The book is based in the sixth century, a pivotal time in Christianity. The
Roman Empire had collapsed and the Christian Church had split into the four patriarchies of Alexandria, Antioch, Constantinople and Rome. The church in the east was threatened by the Sassanid Empire which overran Alexandria, Antioch and Constantinople in the seventh century and Rome was still in a chaotic state following the fall of the empire with successive invasions by Goths and Lombards. At this time the Church of Rome had not yet gained its hegemony over Europe.
So it was against this back drop that ‘the Word’ was removed from Alexandria (before it was overrun by the Sassanids in 613 A.D.) and brought to Ireland for safe-keeping.
Ireland was one of the few Christian countries that had a degree of stability and had an established church through its unique monastic system. Ireland’s relative isolation meant that the island had never been invaded by Rome and alone in Europe retained a common language and a sophisticated legal system.
However Ireland was devastated in the mid sixth century by famine and plague which some believe resulted in the growth of the monastic system. It was the monasteries that provided a sanctuary to many destitute communities resulting in the rapid expansion of the monastic movement throughout Ireland in the latter half of the sixth century led by men like Colum Cille. Many monasteries became self-sufficient communities supported by married monks who farmed the surrounding land. Each monastery was headed by an abbot who ruled with the consent of his or her monks. These abbots were independent of any central authority.
This was a time well before rational and scientific thought when belief and imagination were indistinguishable from perceived ‘reality’. Religious and spiritual belief was at the heart of daily life. So the book reflects this close connection with the non-human world as well as the world of the imagination.
The book suggests that the presence of ‘the Word’ in Ireland led to the flowering of Celtic Christianity during what is known as the ‘Golden Age’ (sixth to ninth century), when the Irish monasteries became seats of learning attracting students from all over Europe and Irish monks went out across Europe to found monasteries.
During the sixth century Ireland was still making its transition from paganism to Christianity. This was done without violence and with considerable tolerance of differing beliefs and ancient traditions.

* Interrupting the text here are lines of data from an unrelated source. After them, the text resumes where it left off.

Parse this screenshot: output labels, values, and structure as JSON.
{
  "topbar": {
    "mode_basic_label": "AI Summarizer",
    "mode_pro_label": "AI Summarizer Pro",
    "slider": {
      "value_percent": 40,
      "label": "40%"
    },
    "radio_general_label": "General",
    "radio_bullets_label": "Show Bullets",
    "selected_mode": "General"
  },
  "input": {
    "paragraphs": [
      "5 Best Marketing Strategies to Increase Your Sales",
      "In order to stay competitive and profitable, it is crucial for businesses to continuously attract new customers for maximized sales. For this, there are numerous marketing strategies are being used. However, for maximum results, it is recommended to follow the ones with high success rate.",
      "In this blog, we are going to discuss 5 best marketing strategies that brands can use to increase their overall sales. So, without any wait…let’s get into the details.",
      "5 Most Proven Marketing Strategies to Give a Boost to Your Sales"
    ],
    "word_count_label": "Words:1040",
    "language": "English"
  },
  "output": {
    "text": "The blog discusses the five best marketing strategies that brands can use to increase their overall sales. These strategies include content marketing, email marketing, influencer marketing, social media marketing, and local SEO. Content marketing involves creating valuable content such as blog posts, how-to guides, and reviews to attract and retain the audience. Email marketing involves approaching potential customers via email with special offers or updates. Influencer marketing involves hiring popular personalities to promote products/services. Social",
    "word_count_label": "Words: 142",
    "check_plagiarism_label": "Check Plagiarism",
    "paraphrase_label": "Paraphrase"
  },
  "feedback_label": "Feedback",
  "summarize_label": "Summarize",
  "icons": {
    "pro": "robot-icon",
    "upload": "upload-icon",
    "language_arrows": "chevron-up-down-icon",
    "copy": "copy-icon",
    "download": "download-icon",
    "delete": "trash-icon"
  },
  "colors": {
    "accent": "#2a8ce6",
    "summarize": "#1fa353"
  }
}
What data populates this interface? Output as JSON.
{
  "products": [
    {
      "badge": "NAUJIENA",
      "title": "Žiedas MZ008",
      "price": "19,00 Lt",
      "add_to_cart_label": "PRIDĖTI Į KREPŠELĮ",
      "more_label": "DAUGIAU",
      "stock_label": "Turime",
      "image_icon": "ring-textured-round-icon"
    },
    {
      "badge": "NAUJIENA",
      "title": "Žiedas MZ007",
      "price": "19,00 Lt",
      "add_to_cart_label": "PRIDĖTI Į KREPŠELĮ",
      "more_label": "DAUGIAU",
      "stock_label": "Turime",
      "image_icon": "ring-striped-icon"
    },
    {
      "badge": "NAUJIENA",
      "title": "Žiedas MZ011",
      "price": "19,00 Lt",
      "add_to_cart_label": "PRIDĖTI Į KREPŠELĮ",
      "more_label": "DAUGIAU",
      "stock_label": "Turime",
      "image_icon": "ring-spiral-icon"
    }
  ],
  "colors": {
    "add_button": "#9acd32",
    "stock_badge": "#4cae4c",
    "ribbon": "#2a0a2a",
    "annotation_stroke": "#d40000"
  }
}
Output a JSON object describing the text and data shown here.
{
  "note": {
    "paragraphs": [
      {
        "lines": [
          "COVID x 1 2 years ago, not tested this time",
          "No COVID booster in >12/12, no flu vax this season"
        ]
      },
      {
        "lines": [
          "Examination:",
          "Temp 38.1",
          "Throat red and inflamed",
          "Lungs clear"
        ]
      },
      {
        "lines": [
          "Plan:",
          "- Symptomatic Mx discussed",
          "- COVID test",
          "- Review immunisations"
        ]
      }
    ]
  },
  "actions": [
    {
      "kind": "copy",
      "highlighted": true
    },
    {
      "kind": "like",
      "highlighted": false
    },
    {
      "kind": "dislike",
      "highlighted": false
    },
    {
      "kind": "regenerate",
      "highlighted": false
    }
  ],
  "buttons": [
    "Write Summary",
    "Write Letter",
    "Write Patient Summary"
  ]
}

Pagan worship and Christianity continued to function side by side for many centuries and in many cases practices were interwoven up to modern times.
The Celtic Church in Ireland was independent of Rome at this time, although it had strong connections with the Alexandrian Church and the monastic movement of the desert fathers in Egypt. However from the ninth century onwards the Celtic Church suffered at the hands of marauding Vikings and Rome continued to seek dominance. Eventually Rome succeeded when the Normans invaded Ireland in the twelfth century and brought with them the European monastic sects such as the Cistercians and Benedictines. Soon after this the independently minded Celtic monasteries ceased to exist in Ireland.
The Hare’s Vision is a work of fiction, but uses many historical figures and actual settings from the beginning of the ‘Golden Age’ when ‘the Word’ was brought to Ireland. I believe there is much to be learnt from this period about the development of the Christian Church, of religious and political tolerance and the role of imagination in everyday life.
William A. Methven